■ PROMPT ■
Where a line contains the word "this", copy that line from the records below.

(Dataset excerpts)
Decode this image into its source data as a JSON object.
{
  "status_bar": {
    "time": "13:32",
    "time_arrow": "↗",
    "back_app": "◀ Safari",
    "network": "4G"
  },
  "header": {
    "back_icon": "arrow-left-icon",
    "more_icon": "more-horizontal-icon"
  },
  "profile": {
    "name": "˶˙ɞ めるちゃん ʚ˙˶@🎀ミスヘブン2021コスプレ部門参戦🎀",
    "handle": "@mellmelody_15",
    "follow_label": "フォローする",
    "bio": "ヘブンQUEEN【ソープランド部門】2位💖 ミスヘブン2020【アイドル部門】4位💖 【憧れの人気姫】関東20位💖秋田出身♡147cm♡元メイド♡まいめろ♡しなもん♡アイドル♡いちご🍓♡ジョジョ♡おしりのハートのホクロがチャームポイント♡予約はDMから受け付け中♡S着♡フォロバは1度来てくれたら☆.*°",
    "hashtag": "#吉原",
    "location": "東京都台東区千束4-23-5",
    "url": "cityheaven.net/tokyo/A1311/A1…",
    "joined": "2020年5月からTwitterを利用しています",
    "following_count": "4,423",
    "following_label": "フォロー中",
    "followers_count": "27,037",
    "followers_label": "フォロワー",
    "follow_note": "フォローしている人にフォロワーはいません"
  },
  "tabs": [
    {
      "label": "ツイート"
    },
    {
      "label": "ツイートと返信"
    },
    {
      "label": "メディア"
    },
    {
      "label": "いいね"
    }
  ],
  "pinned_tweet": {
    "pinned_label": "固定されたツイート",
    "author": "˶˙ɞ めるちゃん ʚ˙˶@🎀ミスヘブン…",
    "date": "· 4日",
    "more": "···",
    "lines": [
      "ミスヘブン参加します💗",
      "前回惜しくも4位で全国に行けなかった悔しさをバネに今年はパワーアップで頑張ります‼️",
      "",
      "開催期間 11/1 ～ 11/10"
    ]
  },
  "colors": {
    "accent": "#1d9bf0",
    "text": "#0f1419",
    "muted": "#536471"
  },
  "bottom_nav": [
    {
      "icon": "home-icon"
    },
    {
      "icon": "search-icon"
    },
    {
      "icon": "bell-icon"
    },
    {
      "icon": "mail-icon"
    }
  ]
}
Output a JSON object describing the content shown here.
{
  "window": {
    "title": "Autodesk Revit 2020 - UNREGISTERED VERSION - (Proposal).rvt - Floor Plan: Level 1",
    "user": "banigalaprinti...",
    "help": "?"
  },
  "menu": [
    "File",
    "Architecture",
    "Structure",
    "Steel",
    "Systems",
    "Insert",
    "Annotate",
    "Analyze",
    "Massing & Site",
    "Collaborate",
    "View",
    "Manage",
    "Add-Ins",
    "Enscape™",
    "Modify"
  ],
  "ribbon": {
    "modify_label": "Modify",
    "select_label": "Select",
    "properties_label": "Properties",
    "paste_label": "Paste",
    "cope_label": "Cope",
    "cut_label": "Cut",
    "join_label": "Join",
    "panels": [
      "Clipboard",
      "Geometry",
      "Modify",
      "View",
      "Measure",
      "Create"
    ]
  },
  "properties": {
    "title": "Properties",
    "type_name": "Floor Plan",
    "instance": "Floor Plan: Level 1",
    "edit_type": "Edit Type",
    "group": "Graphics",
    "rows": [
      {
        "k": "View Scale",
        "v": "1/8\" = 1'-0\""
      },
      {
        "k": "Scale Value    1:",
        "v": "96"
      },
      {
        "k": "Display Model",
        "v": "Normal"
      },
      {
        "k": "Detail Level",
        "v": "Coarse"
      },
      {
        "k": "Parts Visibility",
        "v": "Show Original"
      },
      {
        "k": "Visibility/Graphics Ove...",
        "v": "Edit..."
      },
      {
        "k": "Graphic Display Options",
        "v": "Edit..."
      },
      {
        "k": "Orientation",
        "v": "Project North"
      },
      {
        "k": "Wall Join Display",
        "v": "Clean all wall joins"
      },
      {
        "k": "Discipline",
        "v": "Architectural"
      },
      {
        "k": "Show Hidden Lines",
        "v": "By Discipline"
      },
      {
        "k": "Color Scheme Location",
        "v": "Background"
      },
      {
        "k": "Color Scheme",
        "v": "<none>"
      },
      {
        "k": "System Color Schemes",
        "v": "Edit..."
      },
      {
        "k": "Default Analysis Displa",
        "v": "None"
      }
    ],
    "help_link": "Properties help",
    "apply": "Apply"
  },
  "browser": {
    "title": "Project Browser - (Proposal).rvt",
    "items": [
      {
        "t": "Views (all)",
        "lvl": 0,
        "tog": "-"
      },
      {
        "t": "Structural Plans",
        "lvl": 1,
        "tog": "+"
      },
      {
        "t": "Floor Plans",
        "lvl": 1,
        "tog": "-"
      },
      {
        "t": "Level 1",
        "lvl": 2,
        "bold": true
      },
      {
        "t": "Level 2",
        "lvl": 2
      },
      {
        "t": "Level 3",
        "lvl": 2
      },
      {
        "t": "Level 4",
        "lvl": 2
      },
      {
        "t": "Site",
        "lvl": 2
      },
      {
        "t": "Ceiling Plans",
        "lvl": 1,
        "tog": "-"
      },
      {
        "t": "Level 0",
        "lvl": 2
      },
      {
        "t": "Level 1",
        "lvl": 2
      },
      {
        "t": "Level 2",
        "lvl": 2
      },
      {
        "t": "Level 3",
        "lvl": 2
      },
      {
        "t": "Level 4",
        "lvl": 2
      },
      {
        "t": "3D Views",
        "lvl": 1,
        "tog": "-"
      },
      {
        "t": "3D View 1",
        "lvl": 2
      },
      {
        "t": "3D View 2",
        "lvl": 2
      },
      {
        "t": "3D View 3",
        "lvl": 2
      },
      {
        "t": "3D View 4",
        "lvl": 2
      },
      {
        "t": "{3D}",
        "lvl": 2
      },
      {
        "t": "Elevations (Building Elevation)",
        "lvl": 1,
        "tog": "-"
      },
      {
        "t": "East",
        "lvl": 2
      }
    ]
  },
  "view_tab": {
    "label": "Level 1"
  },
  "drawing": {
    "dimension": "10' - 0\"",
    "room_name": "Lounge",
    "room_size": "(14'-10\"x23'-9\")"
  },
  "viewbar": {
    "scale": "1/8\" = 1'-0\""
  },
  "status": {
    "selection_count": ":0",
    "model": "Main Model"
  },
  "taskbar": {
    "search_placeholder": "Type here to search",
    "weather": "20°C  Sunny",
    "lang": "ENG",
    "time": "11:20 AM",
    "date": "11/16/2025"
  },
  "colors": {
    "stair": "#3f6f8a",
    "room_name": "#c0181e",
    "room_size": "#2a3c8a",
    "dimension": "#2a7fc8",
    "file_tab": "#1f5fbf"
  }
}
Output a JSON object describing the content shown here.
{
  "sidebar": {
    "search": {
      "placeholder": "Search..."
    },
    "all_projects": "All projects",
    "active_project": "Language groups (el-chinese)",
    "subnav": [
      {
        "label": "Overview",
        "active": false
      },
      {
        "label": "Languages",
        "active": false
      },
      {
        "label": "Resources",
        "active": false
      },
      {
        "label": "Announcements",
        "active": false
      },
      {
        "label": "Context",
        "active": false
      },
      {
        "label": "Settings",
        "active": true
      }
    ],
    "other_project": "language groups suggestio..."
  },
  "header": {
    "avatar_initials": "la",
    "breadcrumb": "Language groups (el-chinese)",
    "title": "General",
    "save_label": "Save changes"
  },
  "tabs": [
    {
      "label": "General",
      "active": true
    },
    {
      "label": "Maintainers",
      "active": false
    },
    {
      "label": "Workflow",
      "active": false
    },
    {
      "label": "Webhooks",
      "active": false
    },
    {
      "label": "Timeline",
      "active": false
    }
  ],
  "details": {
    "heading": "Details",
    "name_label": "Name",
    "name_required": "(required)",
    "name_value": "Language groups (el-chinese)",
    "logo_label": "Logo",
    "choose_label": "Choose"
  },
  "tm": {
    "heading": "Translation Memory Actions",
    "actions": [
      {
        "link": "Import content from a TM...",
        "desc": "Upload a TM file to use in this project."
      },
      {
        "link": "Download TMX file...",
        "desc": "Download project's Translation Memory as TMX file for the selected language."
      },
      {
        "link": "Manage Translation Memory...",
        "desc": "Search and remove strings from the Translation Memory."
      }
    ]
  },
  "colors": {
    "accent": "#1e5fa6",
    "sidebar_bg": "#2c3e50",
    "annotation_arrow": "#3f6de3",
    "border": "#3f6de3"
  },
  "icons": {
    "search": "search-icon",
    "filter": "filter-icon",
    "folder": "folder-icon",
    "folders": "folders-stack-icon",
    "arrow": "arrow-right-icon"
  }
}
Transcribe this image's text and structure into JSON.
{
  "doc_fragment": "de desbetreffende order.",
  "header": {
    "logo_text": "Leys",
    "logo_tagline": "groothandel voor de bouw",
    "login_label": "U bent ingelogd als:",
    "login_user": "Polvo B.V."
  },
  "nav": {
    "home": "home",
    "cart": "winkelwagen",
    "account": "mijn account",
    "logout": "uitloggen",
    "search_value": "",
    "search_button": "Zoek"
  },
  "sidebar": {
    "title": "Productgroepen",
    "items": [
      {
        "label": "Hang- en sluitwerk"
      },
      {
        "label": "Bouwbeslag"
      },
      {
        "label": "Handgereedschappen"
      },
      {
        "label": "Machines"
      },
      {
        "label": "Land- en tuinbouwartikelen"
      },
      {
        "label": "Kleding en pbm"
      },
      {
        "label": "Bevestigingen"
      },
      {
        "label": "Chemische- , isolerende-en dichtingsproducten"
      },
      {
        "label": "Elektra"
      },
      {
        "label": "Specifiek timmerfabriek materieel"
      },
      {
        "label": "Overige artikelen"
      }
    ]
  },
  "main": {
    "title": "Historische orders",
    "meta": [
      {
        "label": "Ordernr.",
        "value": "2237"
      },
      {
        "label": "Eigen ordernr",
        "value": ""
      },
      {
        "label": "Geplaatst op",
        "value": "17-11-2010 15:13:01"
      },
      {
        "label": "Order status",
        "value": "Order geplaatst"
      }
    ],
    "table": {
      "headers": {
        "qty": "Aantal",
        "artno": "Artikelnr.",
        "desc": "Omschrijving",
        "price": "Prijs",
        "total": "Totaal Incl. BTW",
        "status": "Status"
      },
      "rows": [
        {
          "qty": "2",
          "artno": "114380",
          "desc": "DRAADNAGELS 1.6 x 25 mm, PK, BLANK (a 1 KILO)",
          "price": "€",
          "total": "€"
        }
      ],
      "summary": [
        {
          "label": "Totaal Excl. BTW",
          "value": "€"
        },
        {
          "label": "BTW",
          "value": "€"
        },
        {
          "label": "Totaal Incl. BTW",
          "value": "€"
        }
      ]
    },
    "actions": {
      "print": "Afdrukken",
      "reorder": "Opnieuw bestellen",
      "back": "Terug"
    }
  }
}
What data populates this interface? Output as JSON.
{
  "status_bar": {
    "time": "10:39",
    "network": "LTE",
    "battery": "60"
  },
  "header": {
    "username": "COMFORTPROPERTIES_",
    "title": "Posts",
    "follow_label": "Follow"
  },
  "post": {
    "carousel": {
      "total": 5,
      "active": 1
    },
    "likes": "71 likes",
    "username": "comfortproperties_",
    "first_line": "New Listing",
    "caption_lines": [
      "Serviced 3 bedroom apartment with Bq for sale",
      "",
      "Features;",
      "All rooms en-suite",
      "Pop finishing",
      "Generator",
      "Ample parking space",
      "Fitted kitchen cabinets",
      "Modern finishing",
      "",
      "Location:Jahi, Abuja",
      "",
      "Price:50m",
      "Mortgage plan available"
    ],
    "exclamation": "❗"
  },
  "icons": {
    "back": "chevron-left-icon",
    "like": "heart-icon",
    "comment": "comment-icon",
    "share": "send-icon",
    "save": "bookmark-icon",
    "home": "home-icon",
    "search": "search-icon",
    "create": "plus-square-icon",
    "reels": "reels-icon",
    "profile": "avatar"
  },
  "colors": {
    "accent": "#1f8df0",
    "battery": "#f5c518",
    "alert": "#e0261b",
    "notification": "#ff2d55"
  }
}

■ SOLUTION TO THE EXERCISE ■
Decode this image into its source data as a JSON object.
        "desc": "Upload a TM file to use in this project."
Transcribe this image's text and structure into JSON.
What data populates this interface? Output as JSON.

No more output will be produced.